The infographic below looks at how charging costs may differ with three different EV driver profiles.
First, John and Rosa primarily charge their EV at home. Second, Michael and Marie do about half of their charging at home, but top up when they go to the supermarket and charge up at motorway service stations when on longer journeys. As typical of many EV drivers, both couples have a specific EV home tariff, costing them on average 8.5p/kWh.
Third, Kris is entirely reliant on public charging. He is able to use a slow lamppost charger to charge on most days, but when he’s on longer road trips visiting relatives he uses rapid chargers at a charging hub.
Most of the drivers in the above profiles enjoy savings from driving their EV compared to ICE vehicles. John and Rosa save around £790 (saving reduced to £310 if their home rate was at the price cap), whereas Michael and Marie save £330 per year (saving reduced to £30 if their home rate was at the price cap) compared to refuelling an ICE vehicle.
While Kris doesn't currently save on charging his EV versus refuelling the equivalent petrol car, he does benefit from savings on car tax, servicing and maintenance costs.

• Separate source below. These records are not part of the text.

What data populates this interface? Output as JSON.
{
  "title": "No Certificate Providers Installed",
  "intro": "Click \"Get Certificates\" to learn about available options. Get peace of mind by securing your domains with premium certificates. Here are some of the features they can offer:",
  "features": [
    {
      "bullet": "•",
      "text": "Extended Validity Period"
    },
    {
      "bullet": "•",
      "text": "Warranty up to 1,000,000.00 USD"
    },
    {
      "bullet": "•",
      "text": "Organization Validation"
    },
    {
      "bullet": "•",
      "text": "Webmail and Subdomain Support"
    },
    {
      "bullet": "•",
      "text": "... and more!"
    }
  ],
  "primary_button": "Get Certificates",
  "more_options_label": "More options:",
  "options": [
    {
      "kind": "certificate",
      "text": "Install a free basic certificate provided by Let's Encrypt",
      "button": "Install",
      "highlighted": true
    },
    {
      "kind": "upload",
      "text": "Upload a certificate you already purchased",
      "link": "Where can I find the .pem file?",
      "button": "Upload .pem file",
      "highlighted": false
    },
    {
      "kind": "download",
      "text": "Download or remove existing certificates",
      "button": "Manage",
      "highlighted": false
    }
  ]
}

See more about the other benefits of driving an electric car here.
Overall, most EV drivers use a mix of charging, as above. An electric car remains a good choice for low running costs during these uncertain times, and is of course far better for the environment in terms of its impact on climate change and air quality.
Using the Journey Cost Calculator, Home Charging Calculator or Public Charging Cost Calculator, you can compare the cost of refuelling a petrol or diesel vehicle with the cost of charging an EV at home or in public, allowing you to see how much you could save between different vehicles on specific journeys.
Please note that third parties can use this data provided the source is clearly attributed to Zapmap, any graphs include the Zapmap logo, and a link is added back to www.zap-map.com in the body of the article. The data must be strictly copied and updated manually, no automated data collection can be applied in any form. The data can only be published in its original state and without any modifications.